What It’s Like to Have an Eating Disorder During Lockdown
A cupboard full of canned goods triggers my deepest insecurities
When I was 11 years old, I watched the second Jurassic Park movie, The Lost World, and had a panic attack about a giant meteor hitting the Earth and causing the end of the world. I lay in bed and pushed my open eyes into my pillowcase, imagining the last moments I would spend with my family. Apart from the total and encompassing terror a panic attack brings, I sensed frustration — this imagined catastrophe was so utterly unfair. Why did this have to happen to me? Surely it wasn’t the actual end? What did I do wrong?
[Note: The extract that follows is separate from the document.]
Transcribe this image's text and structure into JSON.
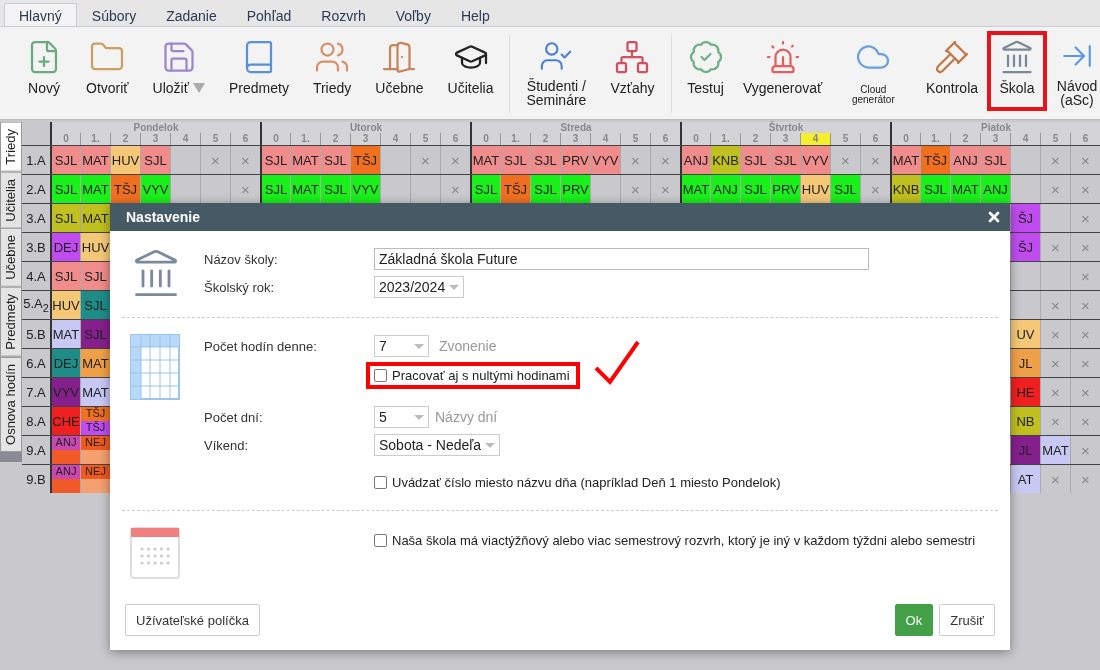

My feeling of powerlessness during these childhood attacks still angers me. Over time, I have trained myself to control these fears. I’ve learned to either ignore reality with self-medication (to my own detriment) or to play so deeply into the needs of the people closest to me that when they eventually hurt me and my fears are confirmed, I call it control.
Control has been high on my list of values for a long time. As soon as I become uncomfortable in a situation, I shrink into the safety of rituals that shape who I am when I am alone with myself. Ask anyone who has an eating disorder or is in recovery from one what goes on in their head, and most will describe a similar tendency. No matter how anxious I get, I know I can find refuge in those rituals—no matter what they cost me.
Over the last few weeks, I’ve fielded a dizzying barrage of information about Covid-19 from various corners of the internet. Apart from generally triggering my anxiety about the end of the world, I feel bullied into a corner by familiar fears and trace traumas.
Here’s what it’s like for someone suffering from ED: On a good day, I can eat three medium-ish meals and snacks and only have nine to 10 negative thoughts about my actions. On a great day, I can have ice cream or fast food and only once hear the growl of the thought that I’m going to balloon to the size of a planet. On a bad day, I can’t sit down for 10 minutes for fear of being called a lazy, fat bitch by the voice in my head — and proving it right.